Earlier today I posted a link on my Facebook page to a blog post that was critical of President Obama's leadership. You may read the blog post here.
One of my acquaintances posted the following comment:
Personally I like Obama and think he has better ideas than some of our Senators and Representatives.
I know many of your friends don't like Pres Obama, Noelle, but I get tired of president-bashing and disrespect. I didn't agree with Pres Bush (the son of the President Bush I did like) most of the time but I do not show disrespect for any holder of that office.
It got me to thinking. There are a lot of reasons to like or to dislike a president. Their policies may either reflect yours, or they may be polar opposites. Their interpersonal skills may either invite people to accept their ideas better, or it may repel people. Their ability to communicate may either draw people to them, or cause them to reject them. Their leadership skills may either create a sense of confidence, or a sense of uncertainty.
There are presidents with whom I completely disagree, but who nevertheless have demonstrated leadership. There are others with whom I find myself in agreement, but do not do a very good job of expressing their ideas.
President Obama is an example of someone who has demonstrated incredibly poor leadership. That is my opinion, but it is shared by a lot of other people, even, I suspect, people on his own side of the aisle.
I agree with my Facebook friend that we as Americans should be respectful to the office of the President, and I disagree with her that criticizing President Obama's leadership is disrespectful, or bashing. While I generally approved of President George W. Bush, there is no doubt that his communication skills were severely wanting, and saying so does not mean I don't respect him.
If I were President of the United States, I would be like a deer in the headlights. I am not in any way prepared for that kind of responsibility. I lack the leadership qualities necessary to be the leader of the free world. But then again, I am not seeking that job either.
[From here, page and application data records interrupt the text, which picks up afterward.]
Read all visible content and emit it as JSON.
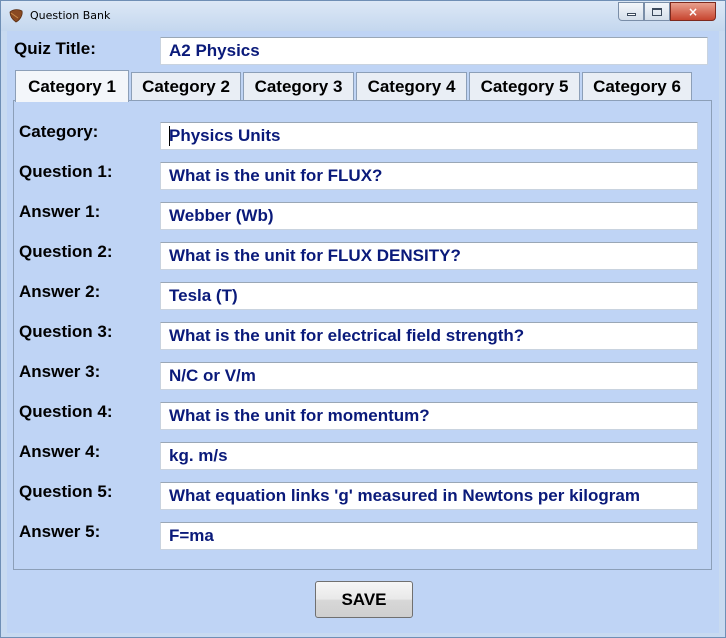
{
  "window": {
    "title": "Question Bank",
    "controls": {
      "minimize": "minimize",
      "maximize": "maximize",
      "close": "×"
    }
  },
  "quiz": {
    "title_label": "Quiz Title:",
    "title_value": "A2 Physics"
  },
  "tabs": [
    {
      "label": "Category 1",
      "active": true
    },
    {
      "label": "Category 2",
      "active": false
    },
    {
      "label": "Category 3",
      "active": false
    },
    {
      "label": "Category 4",
      "active": false
    },
    {
      "label": "Category 5",
      "active": false
    },
    {
      "label": "Category 6",
      "active": false
    }
  ],
  "category": {
    "label": "Category:",
    "value": "Physics Units"
  },
  "rows": [
    {
      "label": "Question 1:",
      "value": "What is the unit for FLUX?"
    },
    {
      "label": "Answer 1:",
      "value": "Webber (Wb)"
    },
    {
      "label": "Question 2:",
      "value": "What is the unit for FLUX DENSITY?"
    },
    {
      "label": "Answer 2:",
      "value": "Tesla (T)"
    },
    {
      "label": "Question 3:",
      "value": "What is the unit for electrical field strength?"
    },
    {
      "label": "Answer 3:",
      "value": "N/C or V/m"
    },
    {
      "label": "Question 4:",
      "value": "What is the unit for momentum?"
    },
    {
      "label": "Answer 4:",
      "value": "kg. m/s"
    },
    {
      "label": "Question 5:",
      "value": "What equation links 'g' measured in Newtons per kilogram"
    },
    {
      "label": "Answer 5:",
      "value": "F=ma"
    }
  ],
  "save_label": "SAVE",
  "colors": {
    "client_background": "#bfd4f5",
    "field_text": "#0a1a7a",
    "close_button": "#c7452f"
  },
  "icons": {
    "app": "leaf-icon"
  }
}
While President Obama's leadership skills are likely superior to my own, I don't think he is prepared for that kind of responsibility either. It takes a very special person to have the qualities necessary to be President of the United States.
President Obama has been faced with many challenges during his presidency, thus far, and he has been analyzed and criticized. Some of the criticism has been blindly partisan, and much has been based on honest analysis, and been right on target. Just the same way some of his support has been blindly partisan, and some based on honest analysis. I think that the next president will also face many, and perhaps even more challenges and crises, and he too will face criticism from his opponents and support from his allies. Some of that criticism will also be blindly partisan, some more honest. It is what every president faces, and I believe it will get worse, not better.
I am an ardent supporter of Mitt Romney for the presidency in 2012. I believe that his background and his skills are an excellent match for the challenges and responsibilities of the president of the United States. I believe that he will be able to weather the criticism he will certainly face, and he will succeed in helping our great country back on a path of fiscal responsibility and strong world leadership. He has demonstrated leadership, and while being the president of the United States is the biggest job he will ever have faced, I have great confidence that he will do the best job of any of the potential candidates out there.